What you have to do: Every record here must be set down once more, precisely as it reads.

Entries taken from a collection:
Segment Open

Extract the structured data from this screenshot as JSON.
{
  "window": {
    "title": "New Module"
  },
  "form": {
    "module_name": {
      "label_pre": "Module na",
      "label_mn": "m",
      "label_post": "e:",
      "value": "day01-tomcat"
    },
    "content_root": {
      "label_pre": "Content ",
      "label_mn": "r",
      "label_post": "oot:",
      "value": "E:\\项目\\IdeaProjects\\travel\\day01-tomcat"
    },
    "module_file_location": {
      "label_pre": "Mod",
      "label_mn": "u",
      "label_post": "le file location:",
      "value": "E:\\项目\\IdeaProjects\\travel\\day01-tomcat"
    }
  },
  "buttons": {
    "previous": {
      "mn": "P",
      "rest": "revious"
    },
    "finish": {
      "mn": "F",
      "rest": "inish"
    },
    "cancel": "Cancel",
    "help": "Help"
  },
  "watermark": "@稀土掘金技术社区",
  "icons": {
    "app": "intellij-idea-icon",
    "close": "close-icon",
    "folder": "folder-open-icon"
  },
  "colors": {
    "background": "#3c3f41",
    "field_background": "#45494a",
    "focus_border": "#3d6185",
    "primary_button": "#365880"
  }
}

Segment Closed

Written response:
Extract the structured data from this screenshot as JSON.
{
  "window": {
    "title": "New Module"
  },
  "form": {
    "module_name": {
      "label_pre": "Module na",
      "label_mn": "m",
      "label_post": "e:",
      "value": "day01-tomcat"
    },
    "content_root": {
      "label_pre": "Content ",
      "label_mn": "r",
      "label_post": "oot:",
      "value": "E:\\项目\\IdeaProjects\\travel\\day01-tomcat"
    },
    "module_file_location": {
      "label_pre": "Mod",
      "label_mn": "u",
      "label_post": "le file location:",
      "value": "E:\\项目\\IdeaProjects\\travel\\day01-tomcat"
    }
  },
  "buttons": {
    "previous": {
      "mn": "P",
      "rest": "revious"
    },
    "finish": {
      "mn": "F",
      "rest": "inish"
    },
    "cancel": "Cancel",
    "help": "Help"
  },
  "watermark": "@稀土掘金技术社区",
  "icons": {
    "app": "intellij-idea-icon",
    "close": "close-icon",
    "folder": "folder-open-icon"
  },
  "colors": {
    "background": "#3c3f41",
    "field_background": "#45494a",
    "focus_border": "#3d6185",
    "primary_button": "#365880"
  }
}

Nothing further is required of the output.